If I had written the HTML programming language it would have included a “rant” tagline.
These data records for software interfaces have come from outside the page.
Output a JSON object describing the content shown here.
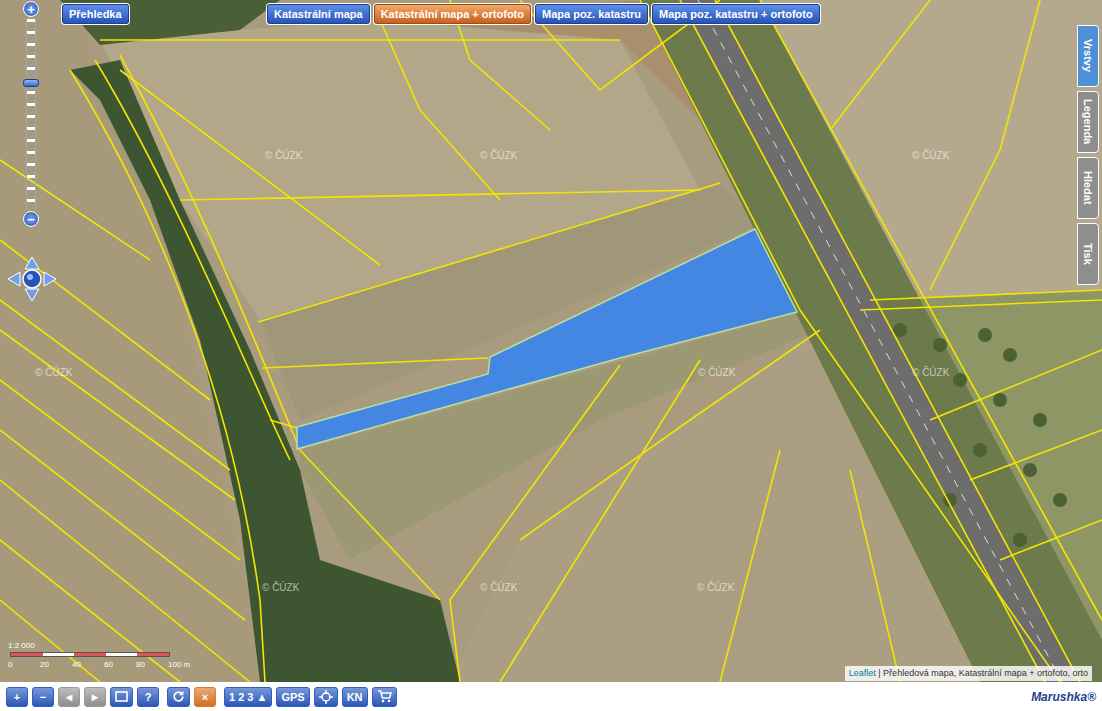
{
  "overview_button": {
    "label": "Přehledka"
  },
  "layer_buttons": [
    {
      "label": "Katastrální mapa",
      "selected": false
    },
    {
      "label": "Katastrální mapa + ortofoto",
      "selected": true
    },
    {
      "label": "Mapa poz. katastru",
      "selected": false
    },
    {
      "label": "Mapa poz. katastru + ortofoto",
      "selected": false
    }
  ],
  "side_tabs": [
    {
      "label": "Vrstvy",
      "selected": true
    },
    {
      "label": "Legenda",
      "selected": false
    },
    {
      "label": "Hledat",
      "selected": false
    },
    {
      "label": "Tisk",
      "selected": false
    }
  ],
  "zoom": {
    "in_label": "+",
    "out_label": "−",
    "level": 0.67
  },
  "selected_parcel": {
    "selected": true
  },
  "watermarks": [
    "© ČÚZK",
    "© ČÚZK",
    "© ČÚZK",
    "© ČÚZK",
    "© ČÚZK",
    "© ČÚZK",
    "© ČÚZK",
    "© ČÚZK",
    "© ČÚZK"
  ],
  "scale": {
    "ratio": "1:2 000",
    "ticks": [
      "0",
      "20",
      "40",
      "60",
      "80",
      "100 m"
    ]
  },
  "attribution": {
    "link": "Leaflet",
    "text": "| Přehledová mapa, Katastrální mapa + ortofoto, orto"
  },
  "toolbar": {
    "groups": [
      [
        {
          "kind": "text",
          "label": "+",
          "color": "#2f5fc4"
        },
        {
          "kind": "text",
          "label": "−",
          "color": "#2f5fc4"
        },
        {
          "kind": "text",
          "label": "◄",
          "color": "#9a9a9a"
        },
        {
          "kind": "text",
          "label": "►",
          "color": "#9a9a9a"
        },
        {
          "kind": "icon",
          "color": "#2f5fc4"
        },
        {
          "kind": "text",
          "label": "?",
          "color": "#2f5fc4"
        }
      ],
      [
        {
          "kind": "icon",
          "color": "#2f5fc4"
        },
        {
          "kind": "text",
          "label": "×",
          "color": "#e07b2a"
        }
      ],
      [
        {
          "kind": "text",
          "label": "1 2 3 ▲",
          "color": "#2f5fc4"
        },
        {
          "kind": "text",
          "label": "GPS",
          "color": "#2f5fc4"
        },
        {
          "kind": "icon",
          "color": "#2f5fc4"
        },
        {
          "kind": "text",
          "label": "KN",
          "color": "#2f5fc4"
        },
        {
          "kind": "icon",
          "color": "#2f5fc4"
        }
      ]
    ]
  },
  "logo": "Marushka®"
}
Robyn won’t like this post. For all her great qualities she is, somewhat unfortunately, a fan of Rugby Union. Many fans of Rugby Union will tell you that it is the game they play in heaven – and if that’s the case I’d seriously think about trading in Christianity for Buddhism (ok, well I wouldn’t really do that it was more a piece of poetic license). They’ll argue that “at its best” it’s a flowing game full of skilled attacking forays and deft passing, and that it’s driven by tactics and nuance… Rugby, in my experience, is played “at its best” about once every four years, in the early rounds of the world cup when professional teams put the minnows to the sword. Rugby is typically a slow game marred by stoppages, incessant scrums, tiresome rucking and mauling, and ridiculous nonsensical penalties. My main gripe with Rugby stems not from the superiority complex it suffers from, my problem is their inability to develop talent capable of playing at the highest level. Rugby fans will cite the crowds at Super 14 games and test matches as evidence that it’s a popular game – television ratings tell another story. Rugby is unwatchable for the layperson and numbers don’t lie – Rugby League continues to be the most successful televised sport in New South Wales and Queensland. Club rugby can not hope to compete with club League – so they try to compare apples and oranges by taking a representative competition (Super 14) and comparing it with a national club competition – of course a NSW team should pack out a stadium… but they should also be able to win the odd game or two. Rugby Union likes to sign league players as PR stunts. These players will inevitably be picked for state teams at the expense of properly trained junior rugby union stars – and will possibly be contractually guaranteed the opportunity to play for Australia. The list of League to Union converts is a long one, the list of success stories is markedly shorter. From a list including talented athletes Mat Rogers, Lote Tuquiri, Wendell Sailor, Brad Thorn, Andrew Walker, Clinton Shifcofske – only Tuqiri is still playing international rugby – and this isn’t due to a lack of quality on the field. Rogers, Thorn and Walker got sick of union and went back to league – Walker and Sailor were both busted for cocaine use. Shifcofske should never ever play for Australia (he was once a drug cheat too – which suggests Union isn’t picky when it comes to their desperation to get one up on their league counterparts). Tuquiri recently re-signed with the Waratahs in a massive deal, and they followed that signing with a million dollar deal to lure Timana Tahu across the chasm. League players (particularly backs) get notoriously bored in the 15 man code so they have to pay them heaps more to keep them. Paying league players this much to cross over is a foolish ploy to win a battle that rugby can not afford to be engaged in, and one that they’ll never win. Their game is too inaccessible to people not brought up on a staple diet of union. Those in the know (ie economist Michael Pascoe) suggest the ARU is in danger of sending itself broke, particularly with gate receipts plummeting as Australian teams fail and falter on the field. Eric Grothe Jr, son of the “Guru” has had an interestingly patchy league career including years in the “wilderness” spent “discovering” himself and playing guitar. He’s big and mobile and he’s a gifted athlete – but the ARU has decided enough is enough and they’re going to invest their money in development – hopefuly that comes too late and union dies the slow and painful death it deserves.